#### WHAT IS REQUIRED:
In the material below, find each line holding the string "JSON" and copy it.

======

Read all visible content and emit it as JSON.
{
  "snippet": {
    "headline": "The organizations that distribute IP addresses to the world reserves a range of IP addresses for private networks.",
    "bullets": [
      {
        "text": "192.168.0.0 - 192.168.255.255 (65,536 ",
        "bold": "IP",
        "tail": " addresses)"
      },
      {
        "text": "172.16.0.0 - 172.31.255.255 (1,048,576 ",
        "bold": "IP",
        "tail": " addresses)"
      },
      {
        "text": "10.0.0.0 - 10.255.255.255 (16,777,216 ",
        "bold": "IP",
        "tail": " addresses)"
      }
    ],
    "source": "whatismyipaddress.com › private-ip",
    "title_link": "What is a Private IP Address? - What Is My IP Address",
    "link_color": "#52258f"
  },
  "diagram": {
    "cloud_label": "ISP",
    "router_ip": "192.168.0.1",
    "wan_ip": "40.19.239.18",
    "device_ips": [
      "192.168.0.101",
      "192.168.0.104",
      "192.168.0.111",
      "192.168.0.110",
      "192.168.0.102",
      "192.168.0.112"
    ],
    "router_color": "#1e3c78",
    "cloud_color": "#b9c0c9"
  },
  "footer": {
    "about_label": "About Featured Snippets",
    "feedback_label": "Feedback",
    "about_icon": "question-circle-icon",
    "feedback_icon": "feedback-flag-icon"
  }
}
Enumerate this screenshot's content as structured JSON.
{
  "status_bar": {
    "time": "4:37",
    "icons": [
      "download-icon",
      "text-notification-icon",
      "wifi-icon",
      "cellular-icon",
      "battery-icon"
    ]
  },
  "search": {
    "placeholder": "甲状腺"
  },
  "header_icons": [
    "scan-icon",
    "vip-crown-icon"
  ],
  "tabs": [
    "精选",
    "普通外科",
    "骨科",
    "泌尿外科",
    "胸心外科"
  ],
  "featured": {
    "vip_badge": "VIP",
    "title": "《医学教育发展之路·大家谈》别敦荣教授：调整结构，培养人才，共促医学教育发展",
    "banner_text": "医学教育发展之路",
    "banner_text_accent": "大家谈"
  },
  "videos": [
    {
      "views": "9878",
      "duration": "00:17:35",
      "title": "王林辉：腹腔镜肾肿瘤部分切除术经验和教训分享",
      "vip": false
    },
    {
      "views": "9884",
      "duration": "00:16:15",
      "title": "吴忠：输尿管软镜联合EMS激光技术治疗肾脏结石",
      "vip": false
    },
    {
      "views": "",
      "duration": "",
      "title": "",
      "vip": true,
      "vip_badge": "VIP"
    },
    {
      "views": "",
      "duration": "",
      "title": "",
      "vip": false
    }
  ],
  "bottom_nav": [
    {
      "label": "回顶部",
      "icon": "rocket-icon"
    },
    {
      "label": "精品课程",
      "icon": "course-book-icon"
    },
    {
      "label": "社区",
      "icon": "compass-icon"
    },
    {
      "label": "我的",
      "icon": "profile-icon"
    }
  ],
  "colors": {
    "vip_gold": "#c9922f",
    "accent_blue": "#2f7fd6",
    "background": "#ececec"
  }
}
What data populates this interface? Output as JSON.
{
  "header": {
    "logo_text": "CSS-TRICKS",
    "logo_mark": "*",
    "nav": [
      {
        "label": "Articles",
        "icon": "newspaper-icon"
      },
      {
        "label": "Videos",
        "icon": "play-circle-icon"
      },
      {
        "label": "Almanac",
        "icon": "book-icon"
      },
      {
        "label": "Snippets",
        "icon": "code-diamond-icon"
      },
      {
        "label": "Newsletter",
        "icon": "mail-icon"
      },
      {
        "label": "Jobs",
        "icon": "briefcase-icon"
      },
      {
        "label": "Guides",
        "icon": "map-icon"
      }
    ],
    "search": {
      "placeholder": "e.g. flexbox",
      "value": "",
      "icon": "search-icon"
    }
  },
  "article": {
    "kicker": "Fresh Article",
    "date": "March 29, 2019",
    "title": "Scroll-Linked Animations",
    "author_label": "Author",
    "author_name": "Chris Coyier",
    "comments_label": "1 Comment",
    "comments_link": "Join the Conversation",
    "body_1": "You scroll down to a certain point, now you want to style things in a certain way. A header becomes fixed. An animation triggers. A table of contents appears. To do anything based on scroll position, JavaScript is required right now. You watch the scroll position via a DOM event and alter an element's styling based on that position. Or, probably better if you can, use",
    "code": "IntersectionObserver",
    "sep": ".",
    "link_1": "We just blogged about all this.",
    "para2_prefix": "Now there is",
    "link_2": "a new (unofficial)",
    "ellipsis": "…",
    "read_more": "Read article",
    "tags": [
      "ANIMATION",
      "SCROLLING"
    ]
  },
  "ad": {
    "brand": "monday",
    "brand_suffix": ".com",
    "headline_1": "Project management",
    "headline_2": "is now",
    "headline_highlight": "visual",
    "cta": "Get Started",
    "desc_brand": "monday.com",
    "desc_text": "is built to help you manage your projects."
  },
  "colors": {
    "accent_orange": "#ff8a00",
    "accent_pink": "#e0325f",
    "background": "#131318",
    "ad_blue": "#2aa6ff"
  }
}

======

#### EXPECTED OUTPUT:
Read all visible content and emit it as JSON.
Enumerate this screenshot's content as structured JSON.
What data populates this interface? Output as JSON.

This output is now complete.